**Required work:**
What appears in the data must be reproduced exactly.

**The input:**

==================================================

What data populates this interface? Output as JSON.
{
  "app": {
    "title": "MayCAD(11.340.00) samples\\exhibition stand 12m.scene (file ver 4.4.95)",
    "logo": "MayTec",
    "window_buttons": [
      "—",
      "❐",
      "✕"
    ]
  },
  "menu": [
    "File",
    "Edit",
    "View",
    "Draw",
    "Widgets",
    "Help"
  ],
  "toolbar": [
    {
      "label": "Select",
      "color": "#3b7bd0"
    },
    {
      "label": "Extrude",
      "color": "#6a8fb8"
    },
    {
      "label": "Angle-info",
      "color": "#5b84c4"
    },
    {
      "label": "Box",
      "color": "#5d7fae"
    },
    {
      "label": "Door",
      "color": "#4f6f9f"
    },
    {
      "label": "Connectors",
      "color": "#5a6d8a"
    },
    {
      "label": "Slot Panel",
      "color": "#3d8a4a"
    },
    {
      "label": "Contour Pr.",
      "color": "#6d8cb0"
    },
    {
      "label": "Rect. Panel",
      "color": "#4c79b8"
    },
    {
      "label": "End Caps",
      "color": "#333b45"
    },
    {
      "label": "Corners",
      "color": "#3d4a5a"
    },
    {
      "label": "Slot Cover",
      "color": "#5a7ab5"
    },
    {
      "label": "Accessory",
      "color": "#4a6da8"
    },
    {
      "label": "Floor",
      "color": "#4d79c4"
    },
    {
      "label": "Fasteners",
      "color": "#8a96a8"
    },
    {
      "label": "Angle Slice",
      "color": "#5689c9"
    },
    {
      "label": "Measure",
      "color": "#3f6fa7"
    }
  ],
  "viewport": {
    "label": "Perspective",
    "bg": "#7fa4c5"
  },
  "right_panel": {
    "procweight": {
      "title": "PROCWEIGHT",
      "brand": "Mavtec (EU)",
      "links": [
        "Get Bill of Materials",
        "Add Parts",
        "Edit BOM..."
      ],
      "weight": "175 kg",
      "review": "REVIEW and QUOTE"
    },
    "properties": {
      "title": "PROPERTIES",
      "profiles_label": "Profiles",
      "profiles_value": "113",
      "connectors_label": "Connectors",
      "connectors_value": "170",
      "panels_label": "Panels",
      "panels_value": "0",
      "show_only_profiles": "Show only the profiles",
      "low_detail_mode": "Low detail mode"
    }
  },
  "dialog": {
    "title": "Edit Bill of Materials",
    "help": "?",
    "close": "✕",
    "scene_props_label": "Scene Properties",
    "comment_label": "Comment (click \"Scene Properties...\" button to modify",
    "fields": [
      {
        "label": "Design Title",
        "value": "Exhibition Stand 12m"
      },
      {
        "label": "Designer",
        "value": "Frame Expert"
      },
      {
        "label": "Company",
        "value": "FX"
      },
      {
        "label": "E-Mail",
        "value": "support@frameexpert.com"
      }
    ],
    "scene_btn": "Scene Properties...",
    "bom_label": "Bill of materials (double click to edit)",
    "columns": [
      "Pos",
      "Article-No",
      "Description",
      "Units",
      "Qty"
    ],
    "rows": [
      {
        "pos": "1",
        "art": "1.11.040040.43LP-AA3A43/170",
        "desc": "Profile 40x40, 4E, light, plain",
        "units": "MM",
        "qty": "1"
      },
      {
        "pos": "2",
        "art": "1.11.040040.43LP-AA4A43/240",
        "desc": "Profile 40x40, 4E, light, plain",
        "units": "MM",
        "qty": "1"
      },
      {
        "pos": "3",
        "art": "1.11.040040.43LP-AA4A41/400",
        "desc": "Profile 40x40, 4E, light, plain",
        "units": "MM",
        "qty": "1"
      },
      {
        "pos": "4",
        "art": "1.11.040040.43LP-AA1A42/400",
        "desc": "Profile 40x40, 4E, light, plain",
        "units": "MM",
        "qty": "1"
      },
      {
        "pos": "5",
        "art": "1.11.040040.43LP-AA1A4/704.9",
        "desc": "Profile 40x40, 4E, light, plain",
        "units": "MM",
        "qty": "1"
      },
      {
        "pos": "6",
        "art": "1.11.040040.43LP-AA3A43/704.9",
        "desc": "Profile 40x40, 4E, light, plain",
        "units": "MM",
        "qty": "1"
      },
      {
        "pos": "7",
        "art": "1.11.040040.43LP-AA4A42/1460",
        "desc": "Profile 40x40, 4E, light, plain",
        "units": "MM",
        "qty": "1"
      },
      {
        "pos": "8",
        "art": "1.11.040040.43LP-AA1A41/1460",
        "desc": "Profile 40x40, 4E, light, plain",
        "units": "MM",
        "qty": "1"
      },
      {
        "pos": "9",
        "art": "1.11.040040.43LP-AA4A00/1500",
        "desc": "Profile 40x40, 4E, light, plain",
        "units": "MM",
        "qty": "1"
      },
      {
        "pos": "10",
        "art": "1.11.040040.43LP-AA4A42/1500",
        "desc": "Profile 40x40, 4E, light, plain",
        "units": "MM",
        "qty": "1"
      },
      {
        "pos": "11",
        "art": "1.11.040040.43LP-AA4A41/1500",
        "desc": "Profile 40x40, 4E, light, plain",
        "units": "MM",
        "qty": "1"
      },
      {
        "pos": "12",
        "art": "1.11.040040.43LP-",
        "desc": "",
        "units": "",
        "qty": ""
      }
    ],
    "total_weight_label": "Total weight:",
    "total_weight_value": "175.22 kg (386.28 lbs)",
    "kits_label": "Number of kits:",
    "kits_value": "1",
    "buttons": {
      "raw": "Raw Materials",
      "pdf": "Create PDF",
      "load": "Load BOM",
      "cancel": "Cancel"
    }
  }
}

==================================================

**Finished exercise:**
What data populates this interface? Output as JSON.
{
  "app": {
    "title": "MayCAD(11.340.00) samples\\exhibition stand 12m.scene (file ver 4.4.95)",
    "logo": "MayTec",
    "window_buttons": [
      "—",
      "❐",
      "✕"
    ]
  },
  "menu": [
    "File",
    "Edit",
    "View",
    "Draw",
    "Widgets",
    "Help"
  ],
  "toolbar": [
    {
      "label": "Select",
      "color": "#3b7bd0"
    },
    {
      "label": "Extrude",
      "color": "#6a8fb8"
    },
    {
      "label": "Angle-info",
      "color": "#5b84c4"
    },
    {
      "label": "Box",
      "color": "#5d7fae"
    },
    {
      "label": "Door",
      "color": "#4f6f9f"
    },
    {
      "label": "Connectors",
      "color": "#5a6d8a"
    },
    {
      "label": "Slot Panel",
      "color": "#3d8a4a"
    },
    {
      "label": "Contour Pr.",
      "color": "#6d8cb0"
    },
    {
      "label": "Rect. Panel",
      "color": "#4c79b8"
    },
    {
      "label": "End Caps",
      "color": "#333b45"
    },
    {
      "label": "Corners",
      "color": "#3d4a5a"
    },
    {
      "label": "Slot Cover",
      "color": "#5a7ab5"
    },
    {
      "label": "Accessory",
      "color": "#4a6da8"
    },
    {
      "label": "Floor",
      "color": "#4d79c4"
    },
    {
      "label": "Fasteners",
      "color": "#8a96a8"
    },
    {
      "label": "Angle Slice",
      "color": "#5689c9"
    },
    {
      "label": "Measure",
      "color": "#3f6fa7"
    }
  ],
  "viewport": {
    "label": "Perspective",
    "bg": "#7fa4c5"
  },
  "right_panel": {
    "procweight": {
      "title": "PROCWEIGHT",
      "brand": "Mavtec (EU)",
      "links": [
        "Get Bill of Materials",
        "Add Parts",
        "Edit BOM..."
      ],
      "weight": "175 kg",
      "review": "REVIEW and QUOTE"
    },
    "properties": {
      "title": "PROPERTIES",
      "profiles_label": "Profiles",
      "profiles_value": "113",
      "connectors_label": "Connectors",
      "connectors_value": "170",
      "panels_label": "Panels",
      "panels_value": "0",
      "show_only_profiles": "Show only the profiles",
      "low_detail_mode": "Low detail mode"
    }
  },
  "dialog": {
    "title": "Edit Bill of Materials",
    "help": "?",
    "close": "✕",
    "scene_props_label": "Scene Properties",
    "comment_label": "Comment (click \"Scene Properties...\" button to modify",
    "fields": [
      {
        "label": "Design Title",
        "value": "Exhibition Stand 12m"
      },
      {
        "label": "Designer",
        "value": "Frame Expert"
      },
      {
        "label": "Company",
        "value": "FX"
      },
      {
        "label": "E-Mail",
        "value": "support@frameexpert.com"
      }
    ],
    "scene_btn": "Scene Properties...",
    "bom_label": "Bill of materials (double click to edit)",
    "columns": [
      "Pos",
      "Article-No",
      "Description",
      "Units",
      "Qty"
    ],
    "rows": [
      {
        "pos": "1",
        "art": "1.11.040040.43LP-AA3A43/170",
        "desc": "Profile 40x40, 4E, light, plain",
        "units": "MM",
        "qty": "1"
      },
      {
        "pos": "2",
        "art": "1.11.040040.43LP-AA4A43/240",
        "desc": "Profile 40x40, 4E, light, plain",
        "units": "MM",
        "qty": "1"
      },
      {
        "pos": "3",
        "art": "1.11.040040.43LP-AA4A41/400",
        "desc": "Profile 40x40, 4E, light, plain",
        "units": "MM",
        "qty": "1"
      },
      {
        "pos": "4",
        "art": "1.11.040040.43LP-AA1A42/400",
        "desc": "Profile 40x40, 4E, light, plain",
        "units": "MM",
        "qty": "1"
      },
      {
        "pos": "5",
        "art": "1.11.040040.43LP-AA1A4/704.9",
        "desc": "Profile 40x40, 4E, light, plain",
        "units": "MM",
        "qty": "1"
      },
      {
        "pos": "6",
        "art": "1.11.040040.43LP-AA3A43/704.9",
        "desc": "Profile 40x40, 4E, light, plain",
        "units": "MM",
        "qty": "1"
      },
      {
        "pos": "7",
        "art": "1.11.040040.43LP-AA4A42/1460",
        "desc": "Profile 40x40, 4E, light, plain",
        "units": "MM",
        "qty": "1"
      },
      {
        "pos": "8",
        "art": "1.11.040040.43LP-AA1A41/1460",
        "desc": "Profile 40x40, 4E, light, plain",
        "units": "MM",
        "qty": "1"
      },
      {
        "pos": "9",
        "art": "1.11.040040.43LP-AA4A00/1500",
        "desc": "Profile 40x40, 4E, light, plain",
        "units": "MM",
        "qty": "1"
      },
      {
        "pos": "10",
        "art": "1.11.040040.43LP-AA4A42/1500",
        "desc": "Profile 40x40, 4E, light, plain",
        "units": "MM",
        "qty": "1"
      },
      {
        "pos": "11",
        "art": "1.11.040040.43LP-AA4A41/1500",
        "desc": "Profile 40x40, 4E, light, plain",
        "units": "MM",
        "qty": "1"
      },
      {
        "pos": "12",
        "art": "1.11.040040.43LP-",
        "desc": "",
        "units": "",
        "qty": ""
      }
    ],
    "total_weight_label": "Total weight:",
    "total_weight_value": "175.22 kg (386.28 lbs)",
    "kits_label": "Number of kits:",
    "kits_value": "1",
    "buttons": {
      "raw": "Raw Materials",
      "pdf": "Create PDF",
      "load": "Load BOM",
      "cancel": "Cancel"
    }
  }
}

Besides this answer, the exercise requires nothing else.